The global pandemic demonstrated to governments around the world that we need to be more flexible, nimble and adaptive when it comes to innovation in our health care delivery. Our Government did exactly that when our health system faced the toughest challenge in generations, by collaborating with doctors and other health professionals to adopt new models of patient care that leverage virtual solutions to connect Nova Scotians with doctors while keeping the public safe.
Nova Scotia moved quickly to implement virtual billing codes, enabling family practitioners to provide routine services to patients remotely, preventing the need for in-person visits. Patients were able to conveniently access their doctors, while being referred for in-person consults or procedures when necessary.
In May, the Rankin Government worked with Nova Scotia Health and invested $3M to build upon the success of virtual care. This helped expand access to primary care to waitlisted patients in the northern and western health zones by piloting the VirtualCare Nova Scotia program. The project supported the intake of approximately 2000 patients per week, providing an opportunity for almost 30,000 people without a physician to conveniently access primary care.
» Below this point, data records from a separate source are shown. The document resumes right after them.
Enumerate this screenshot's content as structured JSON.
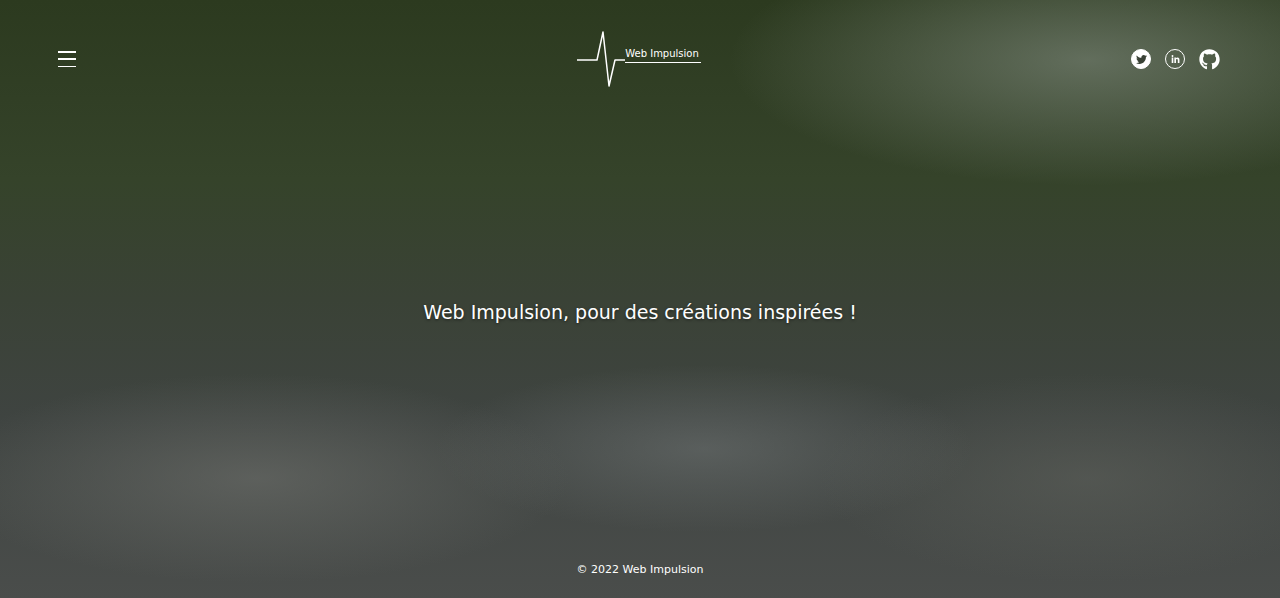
{
  "header": {
    "logo": "Web Impulsion"
  },
  "hero": {
    "title": "Web Impulsion, pour des créations inspirées !"
  },
  "footer": {
    "copyright": "© 2022 Web Impulsion"
  }
}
The Rankin Government will invest an additional $6 million to support virtual care clinics for Nova Scotians currently on the waitlist by expanding the VirtualCare Nova Scotia program to all four health zones in Nova Scotia.